Seeing ancient Mayan ruins is a mind-bending experience, especially for someone, like me, who has not seen the Pyramids of Egypt, the Great Wall of China, or other similarly old and impressive architectural marvels. I was fascinated by the combination of lush, organic elements like trees and vines with the solid and inorganic stone. Standing in a place where Mayan kings had ruled, that had been buried by jungle and nearly forgotten by the outside world, and been rediscovered when archaeological expeditions unburied the still-recognizable structures was, well, pretty neat (a master of understatement I am).
Greeting us as we entered the ruins were two species of bird. The first traveled in flocks, with flamboyantly-colored feathers making their identification impossible to mistake. Scarlet Macaws! They were not wild birds, but birds that, according to our guide, had been confiscated from smugglers and let loose in the ruins where they are provided with food, water, and shelter. Unfortunately, all wild populations of Scarlet Macaws in Honduras have been extirpated, but it was quite a thrill to see the flock anyway.
The other bird that greeted us when we arrived was a bird much more familiar to me, and most likely to the vast majority of 10,000 Birds’ American and Canadian readership, the Wood Thrush.

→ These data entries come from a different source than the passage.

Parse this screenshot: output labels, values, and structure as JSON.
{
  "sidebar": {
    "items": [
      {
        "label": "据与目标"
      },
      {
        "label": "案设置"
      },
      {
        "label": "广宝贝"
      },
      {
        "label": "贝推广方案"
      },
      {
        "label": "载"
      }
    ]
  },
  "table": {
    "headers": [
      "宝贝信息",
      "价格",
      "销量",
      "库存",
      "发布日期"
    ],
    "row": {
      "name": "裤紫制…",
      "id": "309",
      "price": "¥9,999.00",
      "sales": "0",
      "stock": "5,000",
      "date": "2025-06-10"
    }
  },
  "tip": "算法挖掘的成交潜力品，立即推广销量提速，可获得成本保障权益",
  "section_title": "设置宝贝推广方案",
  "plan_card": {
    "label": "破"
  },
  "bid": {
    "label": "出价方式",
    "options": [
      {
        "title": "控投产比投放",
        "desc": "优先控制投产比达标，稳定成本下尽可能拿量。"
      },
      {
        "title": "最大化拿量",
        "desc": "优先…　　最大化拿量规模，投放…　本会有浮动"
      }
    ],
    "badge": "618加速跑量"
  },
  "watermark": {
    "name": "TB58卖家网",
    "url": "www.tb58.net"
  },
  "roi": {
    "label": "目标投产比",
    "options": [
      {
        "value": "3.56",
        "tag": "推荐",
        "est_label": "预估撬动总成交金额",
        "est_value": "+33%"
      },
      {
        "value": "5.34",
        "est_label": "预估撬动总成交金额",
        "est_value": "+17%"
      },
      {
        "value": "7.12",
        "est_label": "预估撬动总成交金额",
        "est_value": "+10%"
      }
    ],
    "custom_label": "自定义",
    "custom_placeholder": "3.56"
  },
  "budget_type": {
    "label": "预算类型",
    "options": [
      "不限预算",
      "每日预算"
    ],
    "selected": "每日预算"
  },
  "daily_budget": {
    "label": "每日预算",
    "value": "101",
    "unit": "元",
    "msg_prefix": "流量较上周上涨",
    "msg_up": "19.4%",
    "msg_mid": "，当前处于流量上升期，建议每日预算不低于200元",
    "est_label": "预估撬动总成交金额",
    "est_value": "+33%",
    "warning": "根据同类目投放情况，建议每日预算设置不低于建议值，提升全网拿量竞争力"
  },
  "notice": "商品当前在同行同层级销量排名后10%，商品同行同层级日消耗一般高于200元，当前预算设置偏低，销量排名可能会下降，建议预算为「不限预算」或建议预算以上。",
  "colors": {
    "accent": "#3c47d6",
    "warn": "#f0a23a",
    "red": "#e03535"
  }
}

I like to think that this particular thrush is currently on its way north to breed in the woods by my parents’ house, having given up its tropical winter home to serenade me when I head upstate to visit.
But people certainly do not visit Mayan ruins for the birds: they come for the ruins (ok, we were a group of birders and we showed hoping for both). The ruins were certainly impressive, but I fear that my photography simply does not do them justice.
I learned about the history of the ruins and the culture that had originally built them, but really the main thing I did was just look and try to take in and remember the experience of being in a place that has had more things happen than probably anywhere I have been. And I took some more pictures too…
the photo above is by Julie
Of course, there were more birds to be admired, like Inca Doves, and much more to the ruins that would take a month’s worth of blog posts to fully explore, but I think that what little is here gives at least a basic idea of what the site is like. I must say that thoughts of mortality, insignificance, and other rather morbid ideas crept into my head while I was there as well as incredulity that so much could be built so long ago by people without draft animals or machinery to help with the heavy lifting (another blog post will follow shortly in which I try to express some of those ideas more fully). Until then I will leave you with two more shots, one of a Rufous-capped Warbler that I was very pleased to photograph on the way out of the ruins and one of the last person out of the ruins who couldn’t get enough of those amazing macaws…